In the immediate aftermath which follows my learning that another close friend has died, factions of my troubled psyche war and evocate in turn numbness; a kind of detached examination, guilt, anger, and weariness.

Classically, one is expected to react first with denial. It passes, but what follows the outright conscious refusal of the loss is a dumb, superficial acceptance, veiling a more subtle and enduring denial. This denial is not explicit or conscious, but is that of an impoverished mind: one which has not yet run the gamut of this seemingly endless set of realisations of all the implications of the truth.

I will never see this person again. We will never listen to or play music together again. They won’t get to wear my jumper. I have no one to share this joke with anymore. They would have loved this. They never got to achieve their dreams. It was so fucking unnecessary.

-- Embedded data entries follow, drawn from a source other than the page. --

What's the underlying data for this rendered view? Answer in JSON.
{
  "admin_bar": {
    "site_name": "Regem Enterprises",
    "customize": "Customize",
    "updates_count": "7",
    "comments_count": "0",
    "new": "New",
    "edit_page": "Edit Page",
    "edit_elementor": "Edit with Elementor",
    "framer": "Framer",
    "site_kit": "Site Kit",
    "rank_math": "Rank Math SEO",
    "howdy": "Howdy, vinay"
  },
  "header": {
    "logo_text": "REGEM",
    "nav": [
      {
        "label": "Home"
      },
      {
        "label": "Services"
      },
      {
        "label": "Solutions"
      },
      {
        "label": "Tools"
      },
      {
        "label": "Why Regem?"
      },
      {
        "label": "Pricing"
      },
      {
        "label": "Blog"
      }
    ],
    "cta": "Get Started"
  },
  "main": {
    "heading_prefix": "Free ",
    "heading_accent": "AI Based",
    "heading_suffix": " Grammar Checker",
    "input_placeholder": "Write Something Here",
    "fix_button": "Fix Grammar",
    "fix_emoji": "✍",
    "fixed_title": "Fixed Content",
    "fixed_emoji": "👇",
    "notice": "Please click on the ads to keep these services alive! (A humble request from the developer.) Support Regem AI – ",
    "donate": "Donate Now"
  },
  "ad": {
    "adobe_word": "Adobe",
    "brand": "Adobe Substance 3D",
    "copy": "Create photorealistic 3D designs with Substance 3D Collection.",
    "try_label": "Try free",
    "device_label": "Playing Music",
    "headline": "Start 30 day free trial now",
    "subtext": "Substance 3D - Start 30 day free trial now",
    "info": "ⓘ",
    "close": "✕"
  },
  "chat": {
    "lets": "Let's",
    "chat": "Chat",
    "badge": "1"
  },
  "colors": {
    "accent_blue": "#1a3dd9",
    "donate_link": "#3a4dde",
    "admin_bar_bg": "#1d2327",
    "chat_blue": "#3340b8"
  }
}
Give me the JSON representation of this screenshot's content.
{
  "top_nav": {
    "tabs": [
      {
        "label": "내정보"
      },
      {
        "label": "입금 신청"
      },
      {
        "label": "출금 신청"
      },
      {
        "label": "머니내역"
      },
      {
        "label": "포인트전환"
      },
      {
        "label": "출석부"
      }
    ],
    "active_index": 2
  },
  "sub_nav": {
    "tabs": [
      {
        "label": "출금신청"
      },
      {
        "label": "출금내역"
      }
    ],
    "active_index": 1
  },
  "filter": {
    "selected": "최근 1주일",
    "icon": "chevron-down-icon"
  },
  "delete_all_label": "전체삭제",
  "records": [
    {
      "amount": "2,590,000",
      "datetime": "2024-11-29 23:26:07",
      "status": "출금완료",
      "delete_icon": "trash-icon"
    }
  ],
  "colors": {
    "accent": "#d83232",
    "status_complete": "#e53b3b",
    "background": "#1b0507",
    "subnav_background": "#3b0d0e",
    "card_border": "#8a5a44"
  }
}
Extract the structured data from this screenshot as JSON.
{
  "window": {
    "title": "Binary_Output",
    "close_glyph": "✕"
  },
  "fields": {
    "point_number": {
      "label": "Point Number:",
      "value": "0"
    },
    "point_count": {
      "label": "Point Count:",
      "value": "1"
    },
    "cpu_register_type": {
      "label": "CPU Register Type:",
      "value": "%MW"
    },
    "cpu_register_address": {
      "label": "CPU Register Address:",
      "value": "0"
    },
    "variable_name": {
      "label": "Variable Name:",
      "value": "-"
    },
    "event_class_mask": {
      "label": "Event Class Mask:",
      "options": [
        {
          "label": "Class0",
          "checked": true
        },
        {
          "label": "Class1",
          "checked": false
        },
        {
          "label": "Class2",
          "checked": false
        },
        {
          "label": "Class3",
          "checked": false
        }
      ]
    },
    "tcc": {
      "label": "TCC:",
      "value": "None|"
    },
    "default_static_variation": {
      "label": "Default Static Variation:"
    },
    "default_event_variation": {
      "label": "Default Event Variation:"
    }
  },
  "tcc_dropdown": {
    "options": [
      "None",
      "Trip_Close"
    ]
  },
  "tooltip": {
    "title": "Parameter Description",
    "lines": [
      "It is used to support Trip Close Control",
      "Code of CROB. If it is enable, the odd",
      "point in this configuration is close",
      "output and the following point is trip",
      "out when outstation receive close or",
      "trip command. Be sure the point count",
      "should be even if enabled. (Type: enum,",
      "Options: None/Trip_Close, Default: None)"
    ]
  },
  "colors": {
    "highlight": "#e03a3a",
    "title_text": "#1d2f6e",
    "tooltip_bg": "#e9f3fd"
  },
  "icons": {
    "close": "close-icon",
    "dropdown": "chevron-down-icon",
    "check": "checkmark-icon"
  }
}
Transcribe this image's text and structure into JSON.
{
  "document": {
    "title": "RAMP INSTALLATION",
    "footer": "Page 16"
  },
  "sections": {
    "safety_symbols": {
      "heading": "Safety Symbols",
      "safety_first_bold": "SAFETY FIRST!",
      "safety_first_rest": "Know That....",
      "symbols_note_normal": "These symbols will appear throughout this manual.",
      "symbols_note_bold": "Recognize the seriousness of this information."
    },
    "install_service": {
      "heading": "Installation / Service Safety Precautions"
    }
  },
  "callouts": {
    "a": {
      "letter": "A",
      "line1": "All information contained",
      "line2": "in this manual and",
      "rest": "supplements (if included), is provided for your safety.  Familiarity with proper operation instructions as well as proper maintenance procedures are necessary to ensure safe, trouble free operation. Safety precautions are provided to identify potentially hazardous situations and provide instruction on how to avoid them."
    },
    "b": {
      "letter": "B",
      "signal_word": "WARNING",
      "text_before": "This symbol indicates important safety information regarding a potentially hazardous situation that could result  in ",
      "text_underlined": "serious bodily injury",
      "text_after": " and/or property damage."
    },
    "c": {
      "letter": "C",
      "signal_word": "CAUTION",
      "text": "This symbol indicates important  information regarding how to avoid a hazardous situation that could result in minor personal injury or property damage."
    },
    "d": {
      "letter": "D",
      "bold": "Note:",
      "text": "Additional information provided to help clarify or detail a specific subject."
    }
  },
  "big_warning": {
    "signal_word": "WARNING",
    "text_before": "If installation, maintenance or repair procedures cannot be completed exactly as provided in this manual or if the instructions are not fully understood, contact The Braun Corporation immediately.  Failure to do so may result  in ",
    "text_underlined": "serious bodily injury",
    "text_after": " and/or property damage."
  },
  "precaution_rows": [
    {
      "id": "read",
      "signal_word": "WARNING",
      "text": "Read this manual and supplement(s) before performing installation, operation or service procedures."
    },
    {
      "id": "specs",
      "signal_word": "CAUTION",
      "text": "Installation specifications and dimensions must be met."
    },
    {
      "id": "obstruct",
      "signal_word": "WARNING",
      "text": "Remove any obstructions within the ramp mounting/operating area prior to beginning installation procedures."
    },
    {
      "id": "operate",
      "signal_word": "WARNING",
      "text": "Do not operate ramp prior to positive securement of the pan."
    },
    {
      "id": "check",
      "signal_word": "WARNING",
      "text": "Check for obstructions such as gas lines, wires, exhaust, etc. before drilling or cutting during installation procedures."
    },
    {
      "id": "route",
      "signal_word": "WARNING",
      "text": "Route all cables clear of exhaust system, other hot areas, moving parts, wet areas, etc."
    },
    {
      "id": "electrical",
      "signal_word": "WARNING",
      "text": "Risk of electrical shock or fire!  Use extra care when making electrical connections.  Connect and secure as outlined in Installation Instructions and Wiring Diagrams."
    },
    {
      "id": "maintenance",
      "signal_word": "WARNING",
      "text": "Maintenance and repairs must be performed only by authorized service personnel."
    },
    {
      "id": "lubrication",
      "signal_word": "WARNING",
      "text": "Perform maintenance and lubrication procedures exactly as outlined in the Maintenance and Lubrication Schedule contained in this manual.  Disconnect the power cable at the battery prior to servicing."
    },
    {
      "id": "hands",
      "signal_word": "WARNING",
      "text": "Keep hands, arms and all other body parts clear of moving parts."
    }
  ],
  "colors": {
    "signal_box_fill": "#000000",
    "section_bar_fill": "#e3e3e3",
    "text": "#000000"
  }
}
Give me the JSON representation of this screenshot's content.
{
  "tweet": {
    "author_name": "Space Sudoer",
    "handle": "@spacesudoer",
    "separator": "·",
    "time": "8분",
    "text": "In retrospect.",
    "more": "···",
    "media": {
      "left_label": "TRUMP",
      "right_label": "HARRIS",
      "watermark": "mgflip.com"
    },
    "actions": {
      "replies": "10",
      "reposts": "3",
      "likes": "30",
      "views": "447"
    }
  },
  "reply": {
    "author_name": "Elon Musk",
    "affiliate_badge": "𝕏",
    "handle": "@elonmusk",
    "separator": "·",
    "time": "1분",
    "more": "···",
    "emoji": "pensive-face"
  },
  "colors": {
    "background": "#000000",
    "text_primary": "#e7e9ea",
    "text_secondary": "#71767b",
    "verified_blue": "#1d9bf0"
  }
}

These continuous realisations, which run deeper and have scope greater than one can immediatey conceive of, will strike indefinitely and each time, each time the brain has to relearn and reroute on account of this truth, the grief grows greater. At first we accept an assertion, and then in living through grief we come to understand how deeply our experiences were intertwined, and how deeply we are affected. And every time a reminder that it was so fucking unnecessary.

And I find myself writing this in what seems almost to be an attempt to retreat into abstraction, an attempt to construct through reason and manipulation of symbols some cathartic artefact which could if not soothe my seething mind then at least express something of it. Useless.